|Young crown gall on a rose|
FL. dept. Ag and CS bugwood.org
The presence of galls on roots or the main stem of a plant may or may not affect the overall growth and productivity of the plant. Young plants with many galls and plants with a gall completely encircling the main stem are the most severely affected. Galls can restrict the flow of water and nutrients through the plant, resulting in reduced growth, low flower and fruit production, and in some cases wilting and death of leaves and stems. Plants with crown gall are more susceptible to drought stress, winter injury and secondary diseases like Armillaria root rot, that enter the plant through cracks in the gall. That being said many plants tolerate a few galls without showing any obvious above ground symptoms. Mature trees of some species have been found with many galls that appear to have little effect on the trees overall growth and productivity.
|Crown gall on the trunk of a peach tree|
G. Felton, UMN Extension
The crown gall bacteria are often brought into a yard or garden on infected plants or soil. A wound is necessary for the crown gall bacteria to infect a plant. Nursery activities like grafting, pruning and transplanting provide ample opportunity for the bacteria to enter and infect susceptible plant tissue. If the plant is actively growing at the time of infection, a gall can be seen in 2-4 weeks and hopefully the plant will be culled before sale. If the plant is dormant however, it may be a much longer time before the gall is visible and of course below ground galls may go completely undetected. If an infected plant is placed in the landscape, the crown gall bacteria can move into the soil and spread to other plants.

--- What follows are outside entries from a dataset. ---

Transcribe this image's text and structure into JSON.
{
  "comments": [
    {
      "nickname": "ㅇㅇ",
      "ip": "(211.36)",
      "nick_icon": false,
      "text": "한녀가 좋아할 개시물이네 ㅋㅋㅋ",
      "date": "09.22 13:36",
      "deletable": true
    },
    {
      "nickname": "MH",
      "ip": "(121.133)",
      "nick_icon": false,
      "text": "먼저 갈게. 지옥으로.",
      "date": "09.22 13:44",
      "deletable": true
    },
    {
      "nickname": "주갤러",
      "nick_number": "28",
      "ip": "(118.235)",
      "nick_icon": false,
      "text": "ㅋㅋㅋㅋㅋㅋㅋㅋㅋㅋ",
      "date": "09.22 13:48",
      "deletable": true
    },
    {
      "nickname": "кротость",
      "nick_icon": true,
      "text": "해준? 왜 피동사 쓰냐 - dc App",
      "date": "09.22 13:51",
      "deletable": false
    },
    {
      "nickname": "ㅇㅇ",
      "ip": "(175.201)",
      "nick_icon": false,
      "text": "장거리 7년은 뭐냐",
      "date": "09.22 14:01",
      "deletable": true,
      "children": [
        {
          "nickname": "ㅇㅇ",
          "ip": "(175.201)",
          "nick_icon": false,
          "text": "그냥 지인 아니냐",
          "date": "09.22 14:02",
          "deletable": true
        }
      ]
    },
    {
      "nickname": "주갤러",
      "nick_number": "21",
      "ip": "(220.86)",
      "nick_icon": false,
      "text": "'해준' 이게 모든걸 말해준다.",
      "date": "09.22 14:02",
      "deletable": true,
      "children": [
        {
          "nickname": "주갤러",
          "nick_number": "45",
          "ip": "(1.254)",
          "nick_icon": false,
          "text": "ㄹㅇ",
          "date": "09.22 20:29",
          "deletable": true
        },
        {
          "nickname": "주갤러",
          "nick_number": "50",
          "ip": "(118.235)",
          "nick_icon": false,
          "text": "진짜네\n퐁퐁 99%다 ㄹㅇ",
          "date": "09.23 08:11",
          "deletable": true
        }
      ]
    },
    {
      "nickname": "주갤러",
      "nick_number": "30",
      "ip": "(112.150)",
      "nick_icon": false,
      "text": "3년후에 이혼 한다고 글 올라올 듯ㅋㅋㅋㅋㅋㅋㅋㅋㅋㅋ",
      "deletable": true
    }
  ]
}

|Older crown galls on rose stem and roots|
M. Grabowski, UMN Extension